<<<<

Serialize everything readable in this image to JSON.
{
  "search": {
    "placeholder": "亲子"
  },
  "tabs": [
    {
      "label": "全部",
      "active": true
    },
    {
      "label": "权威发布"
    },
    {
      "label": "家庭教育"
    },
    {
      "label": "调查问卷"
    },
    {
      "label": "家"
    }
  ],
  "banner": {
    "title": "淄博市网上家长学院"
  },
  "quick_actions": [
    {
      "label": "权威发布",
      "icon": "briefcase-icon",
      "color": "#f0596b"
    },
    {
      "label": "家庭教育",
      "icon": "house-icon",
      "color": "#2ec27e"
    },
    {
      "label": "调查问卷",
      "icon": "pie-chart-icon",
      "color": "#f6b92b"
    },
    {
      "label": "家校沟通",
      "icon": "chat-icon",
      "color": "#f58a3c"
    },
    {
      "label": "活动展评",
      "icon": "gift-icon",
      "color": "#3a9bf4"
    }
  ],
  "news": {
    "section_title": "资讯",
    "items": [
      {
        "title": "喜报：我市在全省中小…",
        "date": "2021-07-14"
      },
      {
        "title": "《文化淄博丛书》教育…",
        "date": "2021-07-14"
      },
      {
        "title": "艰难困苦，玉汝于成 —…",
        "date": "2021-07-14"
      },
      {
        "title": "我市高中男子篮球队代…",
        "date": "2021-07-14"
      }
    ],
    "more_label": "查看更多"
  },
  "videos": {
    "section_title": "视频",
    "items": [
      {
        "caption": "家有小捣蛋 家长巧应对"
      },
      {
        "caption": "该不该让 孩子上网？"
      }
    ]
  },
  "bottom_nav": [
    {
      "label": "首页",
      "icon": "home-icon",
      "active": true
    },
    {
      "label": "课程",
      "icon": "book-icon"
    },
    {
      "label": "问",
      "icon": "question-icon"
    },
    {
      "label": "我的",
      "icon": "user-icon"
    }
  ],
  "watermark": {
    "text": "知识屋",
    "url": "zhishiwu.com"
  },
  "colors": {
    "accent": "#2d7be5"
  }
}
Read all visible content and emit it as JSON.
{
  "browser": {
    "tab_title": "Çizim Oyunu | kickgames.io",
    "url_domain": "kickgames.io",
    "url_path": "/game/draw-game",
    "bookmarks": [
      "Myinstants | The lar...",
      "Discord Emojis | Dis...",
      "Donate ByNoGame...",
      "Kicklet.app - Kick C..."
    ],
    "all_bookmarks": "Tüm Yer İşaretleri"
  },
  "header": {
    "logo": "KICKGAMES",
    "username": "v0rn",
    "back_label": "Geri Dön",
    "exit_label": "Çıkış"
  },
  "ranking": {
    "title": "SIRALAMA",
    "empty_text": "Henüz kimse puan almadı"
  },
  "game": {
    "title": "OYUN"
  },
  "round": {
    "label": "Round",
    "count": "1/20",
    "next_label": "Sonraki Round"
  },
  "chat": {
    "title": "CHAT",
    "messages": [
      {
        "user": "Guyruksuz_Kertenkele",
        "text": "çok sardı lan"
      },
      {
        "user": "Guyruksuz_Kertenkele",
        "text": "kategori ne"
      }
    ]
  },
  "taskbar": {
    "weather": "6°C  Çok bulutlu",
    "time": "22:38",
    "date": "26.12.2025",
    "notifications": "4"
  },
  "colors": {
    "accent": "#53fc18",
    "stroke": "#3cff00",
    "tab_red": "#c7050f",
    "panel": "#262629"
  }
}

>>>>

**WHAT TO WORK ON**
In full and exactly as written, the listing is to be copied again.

**THE COMPLETED TASK**
Serialize everything readable in this image to JSON.
{
  "search": {
    "placeholder": "亲子"
  },
  "tabs": [
    {
      "label": "全部",
      "active": true
    },
    {
      "label": "权威发布"
    },
    {
      "label": "家庭教育"
    },
    {
      "label": "调查问卷"
    },
    {
      "label": "家"
    }
  ],
  "banner": {
    "title": "淄博市网上家长学院"
  },
  "quick_actions": [
    {
      "label": "权威发布",
      "icon": "briefcase-icon",
      "color": "#f0596b"
    },
    {
      "label": "家庭教育",
      "icon": "house-icon",
      "color": "#2ec27e"
    },
    {
      "label": "调查问卷",
      "icon": "pie-chart-icon",
      "color": "#f6b92b"
    },
    {
      "label": "家校沟通",
      "icon": "chat-icon",
      "color": "#f58a3c"
    },
    {
      "label": "活动展评",
      "icon": "gift-icon",
      "color": "#3a9bf4"
    }
  ],
  "news": {
    "section_title": "资讯",
    "items": [
      {
        "title": "喜报：我市在全省中小…",
        "date": "2021-07-14"
      },
      {
        "title": "《文化淄博丛书》教育…",
        "date": "2021-07-14"
      },
      {
        "title": "艰难困苦，玉汝于成 —…",
        "date": "2021-07-14"
      },
      {
        "title": "我市高中男子篮球队代…",
        "date": "2021-07-14"
      }
    ],
    "more_label": "查看更多"
  },
  "videos": {
    "section_title": "视频",
    "items": [
      {
        "caption": "家有小捣蛋 家长巧应对"
      },
      {
        "caption": "该不该让 孩子上网？"
      }
    ]
  },
  "bottom_nav": [
    {
      "label": "首页",
      "icon": "home-icon",
      "active": true
    },
    {
      "label": "课程",
      "icon": "book-icon"
    },
    {
      "label": "问",
      "icon": "question-icon"
    },
    {
      "label": "我的",
      "icon": "user-icon"
    }
  ],
  "watermark": {
    "text": "知识屋",
    "url": "zhishiwu.com"
  },
  "colors": {
    "accent": "#2d7be5"
  }
}
Read all visible content and emit it as JSON.
{
  "browser": {
    "tab_title": "Çizim Oyunu | kickgames.io",
    "url_domain": "kickgames.io",
    "url_path": "/game/draw-game",
    "bookmarks": [
      "Myinstants | The lar...",
      "Discord Emojis | Dis...",
      "Donate ByNoGame...",
      "Kicklet.app - Kick C..."
    ],
    "all_bookmarks": "Tüm Yer İşaretleri"
  },
  "header": {
    "logo": "KICKGAMES",
    "username": "v0rn",
    "back_label": "Geri Dön",
    "exit_label": "Çıkış"
  },
  "ranking": {
    "title": "SIRALAMA",
    "empty_text": "Henüz kimse puan almadı"
  },
  "game": {
    "title": "OYUN"
  },
  "round": {
    "label": "Round",
    "count": "1/20",
    "next_label": "Sonraki Round"
  },
  "chat": {
    "title": "CHAT",
    "messages": [
      {
        "user": "Guyruksuz_Kertenkele",
        "text": "çok sardı lan"
      },
      {
        "user": "Guyruksuz_Kertenkele",
        "text": "kategori ne"
      }
    ]
  },
  "taskbar": {
    "weather": "6°C  Çok bulutlu",
    "time": "22:38",
    "date": "26.12.2025",
    "notifications": "4"
  },
  "colors": {
    "accent": "#53fc18",
    "stroke": "#3cff00",
    "tab_red": "#c7050f",
    "panel": "#262629"
  }
}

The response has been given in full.